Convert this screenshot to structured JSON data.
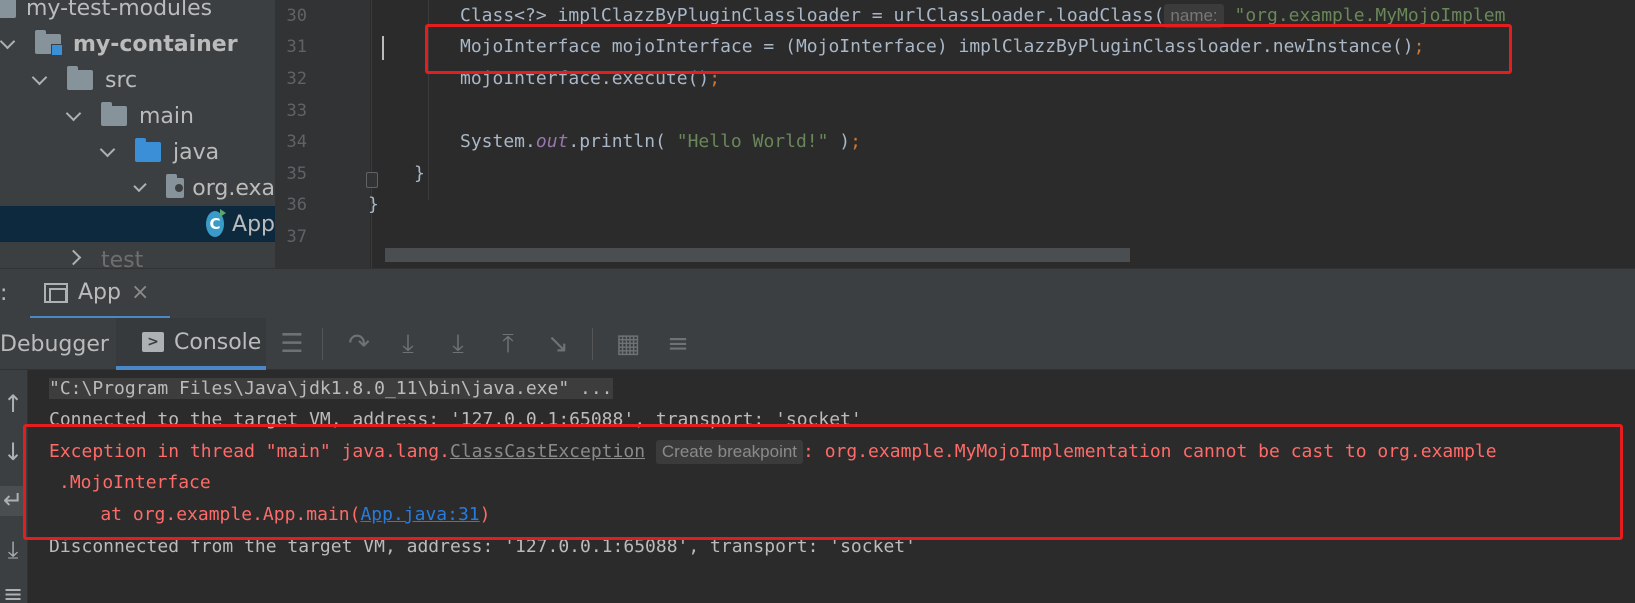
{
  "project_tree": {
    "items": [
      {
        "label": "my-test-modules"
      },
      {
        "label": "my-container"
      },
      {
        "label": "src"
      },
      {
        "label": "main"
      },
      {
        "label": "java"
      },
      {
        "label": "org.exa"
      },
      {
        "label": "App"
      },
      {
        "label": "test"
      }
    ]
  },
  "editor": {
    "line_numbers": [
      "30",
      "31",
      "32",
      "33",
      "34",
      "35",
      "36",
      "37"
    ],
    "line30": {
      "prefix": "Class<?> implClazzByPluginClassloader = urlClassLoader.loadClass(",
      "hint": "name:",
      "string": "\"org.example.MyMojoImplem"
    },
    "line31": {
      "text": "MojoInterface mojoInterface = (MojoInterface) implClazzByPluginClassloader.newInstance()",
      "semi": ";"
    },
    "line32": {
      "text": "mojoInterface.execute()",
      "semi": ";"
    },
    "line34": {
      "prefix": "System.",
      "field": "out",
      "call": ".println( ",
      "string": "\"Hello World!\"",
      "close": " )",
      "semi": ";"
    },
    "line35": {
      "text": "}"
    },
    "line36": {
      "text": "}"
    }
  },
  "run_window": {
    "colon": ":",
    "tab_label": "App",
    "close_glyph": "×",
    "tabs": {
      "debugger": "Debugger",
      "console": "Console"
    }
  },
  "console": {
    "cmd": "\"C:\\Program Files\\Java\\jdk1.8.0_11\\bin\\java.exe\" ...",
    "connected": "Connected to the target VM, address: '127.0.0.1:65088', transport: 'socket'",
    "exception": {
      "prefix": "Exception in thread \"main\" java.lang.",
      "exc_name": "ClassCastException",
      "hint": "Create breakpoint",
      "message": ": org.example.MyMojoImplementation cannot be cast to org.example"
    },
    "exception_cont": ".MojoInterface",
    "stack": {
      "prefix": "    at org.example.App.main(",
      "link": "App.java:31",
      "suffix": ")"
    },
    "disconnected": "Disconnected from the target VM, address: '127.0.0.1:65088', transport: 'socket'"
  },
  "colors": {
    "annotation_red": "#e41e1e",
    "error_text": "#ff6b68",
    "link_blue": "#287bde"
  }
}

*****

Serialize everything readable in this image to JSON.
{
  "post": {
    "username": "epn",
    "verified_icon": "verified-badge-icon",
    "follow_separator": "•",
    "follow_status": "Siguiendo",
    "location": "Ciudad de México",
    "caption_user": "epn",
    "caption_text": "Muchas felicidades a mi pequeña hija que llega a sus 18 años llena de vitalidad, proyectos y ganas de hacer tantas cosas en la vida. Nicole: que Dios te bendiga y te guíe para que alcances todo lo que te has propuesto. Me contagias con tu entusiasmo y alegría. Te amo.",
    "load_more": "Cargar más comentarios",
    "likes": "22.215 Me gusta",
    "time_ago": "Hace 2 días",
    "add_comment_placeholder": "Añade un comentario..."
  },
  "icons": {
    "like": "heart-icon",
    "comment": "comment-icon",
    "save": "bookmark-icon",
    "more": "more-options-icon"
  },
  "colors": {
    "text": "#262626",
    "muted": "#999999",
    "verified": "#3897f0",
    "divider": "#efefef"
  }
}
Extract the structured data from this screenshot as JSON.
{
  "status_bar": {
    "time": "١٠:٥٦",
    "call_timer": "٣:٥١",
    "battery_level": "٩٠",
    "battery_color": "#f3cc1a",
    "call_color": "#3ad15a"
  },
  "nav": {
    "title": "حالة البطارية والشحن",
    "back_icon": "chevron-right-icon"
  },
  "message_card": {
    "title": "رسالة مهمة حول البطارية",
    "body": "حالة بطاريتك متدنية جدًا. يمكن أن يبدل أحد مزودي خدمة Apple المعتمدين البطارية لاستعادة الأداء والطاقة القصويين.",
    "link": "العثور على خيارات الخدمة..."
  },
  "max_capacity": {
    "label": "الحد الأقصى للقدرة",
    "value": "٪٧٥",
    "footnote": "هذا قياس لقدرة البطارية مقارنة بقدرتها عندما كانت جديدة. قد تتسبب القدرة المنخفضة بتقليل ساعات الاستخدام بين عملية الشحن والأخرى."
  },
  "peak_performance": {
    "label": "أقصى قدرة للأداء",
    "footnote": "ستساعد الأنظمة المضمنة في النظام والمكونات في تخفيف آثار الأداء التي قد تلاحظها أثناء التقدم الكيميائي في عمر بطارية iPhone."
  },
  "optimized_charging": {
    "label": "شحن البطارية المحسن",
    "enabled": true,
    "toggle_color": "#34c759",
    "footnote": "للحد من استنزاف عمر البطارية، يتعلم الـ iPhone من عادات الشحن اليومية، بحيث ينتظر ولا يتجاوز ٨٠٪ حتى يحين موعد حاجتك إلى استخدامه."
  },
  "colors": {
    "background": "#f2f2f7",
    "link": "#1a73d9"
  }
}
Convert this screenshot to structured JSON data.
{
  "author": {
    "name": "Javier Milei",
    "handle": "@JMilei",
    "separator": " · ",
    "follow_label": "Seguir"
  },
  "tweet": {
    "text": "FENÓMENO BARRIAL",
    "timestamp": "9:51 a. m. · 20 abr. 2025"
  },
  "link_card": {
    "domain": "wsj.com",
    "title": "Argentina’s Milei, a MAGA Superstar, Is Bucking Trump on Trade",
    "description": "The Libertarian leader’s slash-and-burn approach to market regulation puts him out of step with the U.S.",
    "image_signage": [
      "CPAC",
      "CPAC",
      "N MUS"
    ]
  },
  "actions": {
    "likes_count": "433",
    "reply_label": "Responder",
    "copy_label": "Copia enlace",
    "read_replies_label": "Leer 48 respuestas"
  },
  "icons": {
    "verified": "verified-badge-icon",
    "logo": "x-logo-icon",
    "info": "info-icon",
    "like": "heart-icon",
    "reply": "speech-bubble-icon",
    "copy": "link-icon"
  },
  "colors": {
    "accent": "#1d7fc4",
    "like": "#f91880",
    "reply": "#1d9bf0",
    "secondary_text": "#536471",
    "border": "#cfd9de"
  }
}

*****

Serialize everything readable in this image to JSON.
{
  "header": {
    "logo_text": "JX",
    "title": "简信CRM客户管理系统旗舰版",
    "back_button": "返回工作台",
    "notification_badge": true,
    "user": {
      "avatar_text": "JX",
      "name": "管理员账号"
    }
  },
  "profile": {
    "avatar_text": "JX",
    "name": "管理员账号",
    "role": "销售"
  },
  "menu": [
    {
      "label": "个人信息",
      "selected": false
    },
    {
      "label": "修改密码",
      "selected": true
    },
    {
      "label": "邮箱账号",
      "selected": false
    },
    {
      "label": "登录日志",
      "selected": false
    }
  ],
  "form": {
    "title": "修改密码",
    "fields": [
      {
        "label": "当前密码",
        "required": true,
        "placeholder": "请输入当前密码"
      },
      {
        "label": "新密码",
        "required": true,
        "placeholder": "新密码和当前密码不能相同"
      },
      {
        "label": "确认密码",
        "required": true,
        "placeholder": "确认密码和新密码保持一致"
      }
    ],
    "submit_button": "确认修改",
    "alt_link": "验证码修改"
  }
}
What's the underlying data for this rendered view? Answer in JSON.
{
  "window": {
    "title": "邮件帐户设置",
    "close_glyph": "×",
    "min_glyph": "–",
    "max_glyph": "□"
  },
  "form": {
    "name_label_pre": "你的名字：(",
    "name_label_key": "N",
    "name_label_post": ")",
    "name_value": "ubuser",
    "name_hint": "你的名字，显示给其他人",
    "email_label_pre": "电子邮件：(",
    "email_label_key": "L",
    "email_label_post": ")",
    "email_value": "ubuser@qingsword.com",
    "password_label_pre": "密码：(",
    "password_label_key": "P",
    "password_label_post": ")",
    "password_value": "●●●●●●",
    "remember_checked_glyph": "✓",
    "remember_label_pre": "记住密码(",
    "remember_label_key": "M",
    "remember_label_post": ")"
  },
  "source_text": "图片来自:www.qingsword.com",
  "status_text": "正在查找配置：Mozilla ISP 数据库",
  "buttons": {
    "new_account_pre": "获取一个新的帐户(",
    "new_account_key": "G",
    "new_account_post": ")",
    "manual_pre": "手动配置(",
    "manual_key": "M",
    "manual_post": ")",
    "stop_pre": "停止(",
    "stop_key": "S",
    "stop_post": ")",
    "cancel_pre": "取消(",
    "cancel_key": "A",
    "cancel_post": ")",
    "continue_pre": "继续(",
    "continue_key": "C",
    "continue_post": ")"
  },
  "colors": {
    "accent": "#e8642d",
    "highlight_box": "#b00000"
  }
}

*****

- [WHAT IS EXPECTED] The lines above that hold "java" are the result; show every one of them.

- [TASK RESPONSE]
        "label": "java"
    "cmd": "\"C:\\Program Files\\Java\\jdk1.8.0_11\\bin\\java.exe\" ...",
      "prefix": "Exception in thread \"main\" java.lang.",
      "link": "App.java:31",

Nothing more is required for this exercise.